Tuesday, March 29, 2011
Touring Jefferson’s Monticello a DelightPresident Thomas Jefferson’s Monticello, in Charlottesville, Va. is one of the most visited homes in the United States.
Markedly changed from when I visited in the early ’60s, Monticello, Thomas Jefferson’s home in Virginia, now has a formal visitor’s center. A movie at the center notes many of our third president’s ideas are still used to motivate people, and President Barack Obama is shown citing him. Interactive television displays recount his history, one showing how he kept modifying the structure of the house, an ongoing project that continued until his death. Jefferson spent lavishly and always seemed in need of money. The display area features a striking history of some of his slaves. He didn’t free them when he died, even those who were reportedly his own children.
The tours at the house start every 10 minutes with 25 people in each group.
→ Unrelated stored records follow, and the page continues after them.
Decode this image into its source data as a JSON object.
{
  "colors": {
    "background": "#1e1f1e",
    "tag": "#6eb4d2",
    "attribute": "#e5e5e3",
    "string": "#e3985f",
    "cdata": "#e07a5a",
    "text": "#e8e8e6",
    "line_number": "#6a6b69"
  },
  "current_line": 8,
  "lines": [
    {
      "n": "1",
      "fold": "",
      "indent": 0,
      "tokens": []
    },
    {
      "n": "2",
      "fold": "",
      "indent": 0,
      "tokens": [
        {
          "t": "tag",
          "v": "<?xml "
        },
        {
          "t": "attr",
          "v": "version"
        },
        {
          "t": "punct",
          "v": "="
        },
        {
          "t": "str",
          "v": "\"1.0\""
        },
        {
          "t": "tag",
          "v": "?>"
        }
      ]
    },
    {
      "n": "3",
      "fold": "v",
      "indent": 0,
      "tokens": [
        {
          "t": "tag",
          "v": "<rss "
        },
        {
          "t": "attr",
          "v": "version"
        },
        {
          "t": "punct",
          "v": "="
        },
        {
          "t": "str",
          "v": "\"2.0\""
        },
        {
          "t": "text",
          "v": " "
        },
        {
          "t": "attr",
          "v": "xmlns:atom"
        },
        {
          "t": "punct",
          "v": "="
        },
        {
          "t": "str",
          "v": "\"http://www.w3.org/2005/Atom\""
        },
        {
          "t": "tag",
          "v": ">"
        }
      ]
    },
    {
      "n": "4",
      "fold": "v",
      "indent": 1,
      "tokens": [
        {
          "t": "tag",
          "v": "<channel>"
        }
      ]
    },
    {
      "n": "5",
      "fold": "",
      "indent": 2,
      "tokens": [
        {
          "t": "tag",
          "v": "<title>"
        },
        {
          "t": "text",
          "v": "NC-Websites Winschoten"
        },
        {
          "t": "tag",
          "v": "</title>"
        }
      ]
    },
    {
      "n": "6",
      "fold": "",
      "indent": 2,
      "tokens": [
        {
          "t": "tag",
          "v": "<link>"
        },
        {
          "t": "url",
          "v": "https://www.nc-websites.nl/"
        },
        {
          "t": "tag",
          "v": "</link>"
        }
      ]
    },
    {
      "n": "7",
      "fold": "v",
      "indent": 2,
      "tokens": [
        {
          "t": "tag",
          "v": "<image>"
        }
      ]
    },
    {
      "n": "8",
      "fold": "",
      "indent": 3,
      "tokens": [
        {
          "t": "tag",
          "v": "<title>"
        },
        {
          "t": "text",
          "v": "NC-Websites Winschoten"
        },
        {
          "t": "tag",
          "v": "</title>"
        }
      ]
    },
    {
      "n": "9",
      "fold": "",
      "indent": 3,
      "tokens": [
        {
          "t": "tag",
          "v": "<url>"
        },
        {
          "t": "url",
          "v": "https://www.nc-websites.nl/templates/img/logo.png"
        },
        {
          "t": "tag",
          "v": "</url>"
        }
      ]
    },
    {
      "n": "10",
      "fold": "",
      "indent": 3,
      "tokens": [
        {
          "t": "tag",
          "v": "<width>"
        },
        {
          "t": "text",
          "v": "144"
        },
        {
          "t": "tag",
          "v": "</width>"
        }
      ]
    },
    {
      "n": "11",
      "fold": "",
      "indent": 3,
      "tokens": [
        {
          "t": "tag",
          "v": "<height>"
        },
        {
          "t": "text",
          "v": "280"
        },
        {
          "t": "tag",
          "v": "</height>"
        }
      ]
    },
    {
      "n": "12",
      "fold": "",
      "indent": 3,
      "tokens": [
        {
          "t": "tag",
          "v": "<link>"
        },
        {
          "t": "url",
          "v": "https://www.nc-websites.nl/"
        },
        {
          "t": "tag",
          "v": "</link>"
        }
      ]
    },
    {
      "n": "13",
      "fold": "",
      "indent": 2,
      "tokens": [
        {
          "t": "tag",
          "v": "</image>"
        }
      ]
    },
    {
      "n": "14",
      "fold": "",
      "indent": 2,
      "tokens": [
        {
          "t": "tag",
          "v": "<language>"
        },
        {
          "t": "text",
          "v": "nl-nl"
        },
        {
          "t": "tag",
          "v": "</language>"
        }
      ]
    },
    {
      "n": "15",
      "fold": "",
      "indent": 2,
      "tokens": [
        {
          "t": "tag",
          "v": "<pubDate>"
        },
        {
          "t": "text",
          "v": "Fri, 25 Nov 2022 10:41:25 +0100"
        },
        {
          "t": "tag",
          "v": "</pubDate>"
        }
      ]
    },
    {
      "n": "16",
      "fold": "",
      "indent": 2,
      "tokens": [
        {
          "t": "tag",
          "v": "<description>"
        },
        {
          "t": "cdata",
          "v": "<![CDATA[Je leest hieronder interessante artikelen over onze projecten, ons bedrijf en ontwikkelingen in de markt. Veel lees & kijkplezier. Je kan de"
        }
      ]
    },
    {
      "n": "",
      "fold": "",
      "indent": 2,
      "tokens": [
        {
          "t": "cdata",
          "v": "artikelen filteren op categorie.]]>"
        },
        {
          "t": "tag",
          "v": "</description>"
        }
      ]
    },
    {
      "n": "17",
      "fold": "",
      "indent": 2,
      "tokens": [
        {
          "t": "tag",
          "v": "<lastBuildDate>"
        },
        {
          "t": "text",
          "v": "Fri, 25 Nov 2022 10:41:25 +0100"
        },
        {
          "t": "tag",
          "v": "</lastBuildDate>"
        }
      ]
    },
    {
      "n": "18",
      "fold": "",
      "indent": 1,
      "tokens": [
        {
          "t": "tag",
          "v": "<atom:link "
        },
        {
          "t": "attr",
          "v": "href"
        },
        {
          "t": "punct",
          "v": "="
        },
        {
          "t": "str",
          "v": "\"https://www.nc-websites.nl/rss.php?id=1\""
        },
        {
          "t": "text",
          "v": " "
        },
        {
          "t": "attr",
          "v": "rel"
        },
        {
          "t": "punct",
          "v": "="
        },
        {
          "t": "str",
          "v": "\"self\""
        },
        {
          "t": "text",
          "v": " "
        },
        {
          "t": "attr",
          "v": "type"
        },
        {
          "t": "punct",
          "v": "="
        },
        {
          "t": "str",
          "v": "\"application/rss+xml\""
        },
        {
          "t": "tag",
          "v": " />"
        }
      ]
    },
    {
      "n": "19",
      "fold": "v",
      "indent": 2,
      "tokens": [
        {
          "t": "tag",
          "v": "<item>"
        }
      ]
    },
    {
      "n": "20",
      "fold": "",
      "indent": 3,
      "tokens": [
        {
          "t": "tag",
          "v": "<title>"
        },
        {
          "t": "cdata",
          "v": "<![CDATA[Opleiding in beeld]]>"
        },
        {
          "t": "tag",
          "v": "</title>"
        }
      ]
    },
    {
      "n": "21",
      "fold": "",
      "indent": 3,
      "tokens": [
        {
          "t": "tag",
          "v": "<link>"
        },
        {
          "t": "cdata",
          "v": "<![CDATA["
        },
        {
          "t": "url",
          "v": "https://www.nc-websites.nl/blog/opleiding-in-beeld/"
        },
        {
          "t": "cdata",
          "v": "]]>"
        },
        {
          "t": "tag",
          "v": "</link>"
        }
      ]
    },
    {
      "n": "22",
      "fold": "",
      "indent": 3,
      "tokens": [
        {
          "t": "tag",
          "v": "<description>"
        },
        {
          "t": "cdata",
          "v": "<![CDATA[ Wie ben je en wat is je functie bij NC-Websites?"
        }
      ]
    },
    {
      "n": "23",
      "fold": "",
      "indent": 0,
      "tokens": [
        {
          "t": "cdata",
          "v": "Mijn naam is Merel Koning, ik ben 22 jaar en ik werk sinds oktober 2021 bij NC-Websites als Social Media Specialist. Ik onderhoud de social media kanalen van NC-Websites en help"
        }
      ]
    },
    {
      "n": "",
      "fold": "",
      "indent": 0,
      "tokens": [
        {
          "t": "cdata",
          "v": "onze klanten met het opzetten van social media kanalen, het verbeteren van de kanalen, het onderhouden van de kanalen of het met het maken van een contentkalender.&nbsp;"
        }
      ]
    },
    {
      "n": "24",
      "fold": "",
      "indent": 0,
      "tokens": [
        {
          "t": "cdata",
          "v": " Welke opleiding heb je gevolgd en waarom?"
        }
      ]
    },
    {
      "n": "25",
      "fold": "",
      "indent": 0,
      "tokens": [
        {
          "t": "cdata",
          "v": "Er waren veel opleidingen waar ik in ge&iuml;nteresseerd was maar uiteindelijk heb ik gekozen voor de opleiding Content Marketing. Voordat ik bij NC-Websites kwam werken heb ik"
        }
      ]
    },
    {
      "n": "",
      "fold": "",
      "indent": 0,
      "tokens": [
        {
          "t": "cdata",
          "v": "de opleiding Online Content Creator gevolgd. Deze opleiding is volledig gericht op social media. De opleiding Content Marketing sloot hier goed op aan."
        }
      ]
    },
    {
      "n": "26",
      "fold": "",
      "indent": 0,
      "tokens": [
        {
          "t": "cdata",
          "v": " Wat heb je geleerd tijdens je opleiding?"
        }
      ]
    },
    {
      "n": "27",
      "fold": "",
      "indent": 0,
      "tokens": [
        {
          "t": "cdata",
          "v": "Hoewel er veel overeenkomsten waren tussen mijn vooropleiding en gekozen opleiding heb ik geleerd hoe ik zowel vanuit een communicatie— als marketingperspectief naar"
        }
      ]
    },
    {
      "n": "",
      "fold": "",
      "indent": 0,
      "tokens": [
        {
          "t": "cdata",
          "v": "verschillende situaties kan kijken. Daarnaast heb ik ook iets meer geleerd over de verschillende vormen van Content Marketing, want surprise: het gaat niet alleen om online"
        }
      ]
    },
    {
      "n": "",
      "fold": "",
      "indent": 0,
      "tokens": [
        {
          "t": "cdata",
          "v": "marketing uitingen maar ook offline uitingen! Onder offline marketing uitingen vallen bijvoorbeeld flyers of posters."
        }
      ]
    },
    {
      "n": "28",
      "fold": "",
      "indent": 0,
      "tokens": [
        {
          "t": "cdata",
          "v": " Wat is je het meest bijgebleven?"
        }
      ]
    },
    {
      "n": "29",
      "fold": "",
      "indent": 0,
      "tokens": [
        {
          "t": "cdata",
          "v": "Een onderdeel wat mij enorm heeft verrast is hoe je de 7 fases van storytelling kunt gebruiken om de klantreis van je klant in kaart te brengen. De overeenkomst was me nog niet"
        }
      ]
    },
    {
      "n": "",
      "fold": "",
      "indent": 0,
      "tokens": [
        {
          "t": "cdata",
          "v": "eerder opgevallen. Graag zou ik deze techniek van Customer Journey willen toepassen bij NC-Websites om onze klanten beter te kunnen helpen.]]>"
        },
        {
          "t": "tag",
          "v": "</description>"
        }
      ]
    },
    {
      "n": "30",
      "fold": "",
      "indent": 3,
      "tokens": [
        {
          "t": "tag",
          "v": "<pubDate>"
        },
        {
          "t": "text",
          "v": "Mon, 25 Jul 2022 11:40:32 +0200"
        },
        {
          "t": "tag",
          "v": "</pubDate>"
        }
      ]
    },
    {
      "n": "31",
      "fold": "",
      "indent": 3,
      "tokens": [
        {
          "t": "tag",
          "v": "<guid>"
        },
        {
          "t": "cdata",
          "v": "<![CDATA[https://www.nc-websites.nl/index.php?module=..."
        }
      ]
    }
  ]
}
Having arrived early, I only had to wait an hour and a half. Tour guides were excellent, each modifying their spiels to fit their personality. Visitors to Jefferson’s home were often kept waiting while he was working on one of his many projects. In the entryway, he had objects for visitors to admire and learn from, including mastodon bones, antlers from different kinds of animals and Indian artifacts brought back from Lewis and Clark’s expedition. Jefferson wrote 19,000 letters using a device he either invented or improved upon, which made a copy for him to keep. A great reader and book collector, he sold his collection to start the National Library. His library includes some of his original books and copies of a large number of books he was known to have owned. His study is full of scientific instruments, including the telescope he used to watch the construction on his pride and joy, the University of Virginia.
His bed is in a partition between his office and the bedroom. Rooms have skylights necessary because of the lack of lighting at that time. Jefferson’s daughter, Martha Jefferson Randolph, used to teach her eight children in one of the rooms on the main floor. Clever touches in the dining area include a dumbwaiter, a special spinning shelf that allowed waiters to serve food without entering the room and interrupting the conversation. In the parlor, there are 48 paintings of famous men, thought to be conversation starters. Jefferson thought the three greatest men in history were Francis Bacon, Isaac Newton and John Locke.
After the house tour, I explored the extensive gardens. Jefferson saw himself as a farmer and claimed that as his trade. He collected plants, experimented with growing methods and, of course, produced most of what was eaten on the farm. For this, he needed a large number of slaves, who also had to be fed.